Funny. I thought you were going to say something else. Arf arf.. Here you go: template X(T) { class X { int i; X next; T t; } } template Y(T) { class Y { int i; long l; Y next; T t; } } int main() { alias X!(int) X_int_t; alias Y!(int) Y_int_t; X_int_t x = new X_int_t; Y_int_t y = new Y_int_t; printf("X_int_t.sizeof: %u\n", x.sizeof); printf("Y_int_t.sizeof: %u\n", y.sizeof); printf("X_int_t.sizeof: %u\n", X_int_t.sizeof); printf("Y_int_t.sizeof: %u\n", Y_int_t.sizeof); return 0; }

Jul 16 2004
parent reply Andy Friesen <andy ikagames.com> writes:
Matthew wrote:

 Sorry, rushing as usual.
 
 All sizes reported as 4, which seems a little wrong to me.
 
 Let me know if it's wrong, or if I've done something very silly. :)

It looks like all class types report a sizeof of 4. I assume it's the size of a reference, not the number of bytes occupied by an instance. (it makes sense: we're not supposed to know or care about the internal layout of class types) import std.stdio; class A {} class B{int a,b,c,d,e,f,g,h,i;} struct C{int a,b,c,d,e,f,g,h,i;} int main() { writefln("A:", A.sizeof); writefln("B:", B.sizeof); writefln("C:", C.sizeof); return 0; } yields: A:4 B:4 C:36 -- andy
Jul 17 2004
parent reply "Matthew" <admin stlsoft.dot.dot.dot.dot.org> writes:
Of course, it lends itself to that interpretation. That's why I tried the
class.sizeof as well as the instance.sizeof. However, even if D defines the size
of an object instance to be the size of an object reference - which I think is a
little dodgy in itself - surely a class.sizeof should give the right answer?

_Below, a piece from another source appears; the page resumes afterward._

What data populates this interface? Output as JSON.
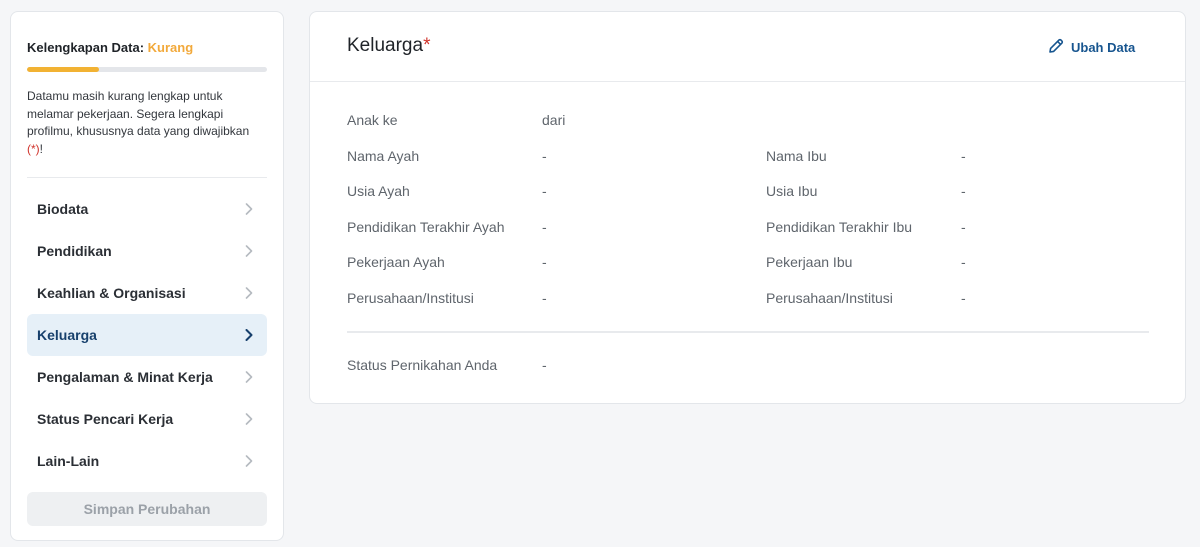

"Andy Friesen" <andy ikagames.com> wrote in message
news:cdakdk$11sv$1 digitaldaemon.com...
 Matthew wrote:

 Sorry, rushing as usual.

 All sizes reported as 4, which seems a little wrong to me.

 Let me know if it's wrong, or if I've done something very silly. :)

It looks like all class types report a sizeof of 4. I assume it's the size of a reference, not the number of bytes occupied by an instance. (it makes sense: we're not supposed to know or care about the internal layout of class types) import std.stdio; class A {} class B{int a,b,c,d,e,f,g,h,i;} struct C{int a,b,c,d,e,f,g,h,i;} int main() { writefln("A:", A.sizeof); writefln("B:", B.sizeof); writefln("C:", C.sizeof); return 0; } yields: A:4 B:4 C:36 -- andy

Jul 17 2004
parent "Walter" <newshound digitalmars.com> writes:
"Matthew" <admin stlsoft.dot.dot.dot.dot.org> wrote in message
news:cdaqhg$16ge$1 digitaldaemon.com...
 Of course, it lends itself to that interpretation.

That's exactly what's happening. Classes are reference types, so their sizeof is 4 bytes (will be 8 on AMD64). It must work this way, otherwise .sizeof would be useless for things like walking varargs data.
 That's why I tried the
 class.sizeof as well as the instance.sizeof. However, even if D defines

 of an object instance to be the size of an object reference - which I

 little dodgy in itself - surely a class.sizeof should give the right

.classinfo.init.length
Jul 17 2004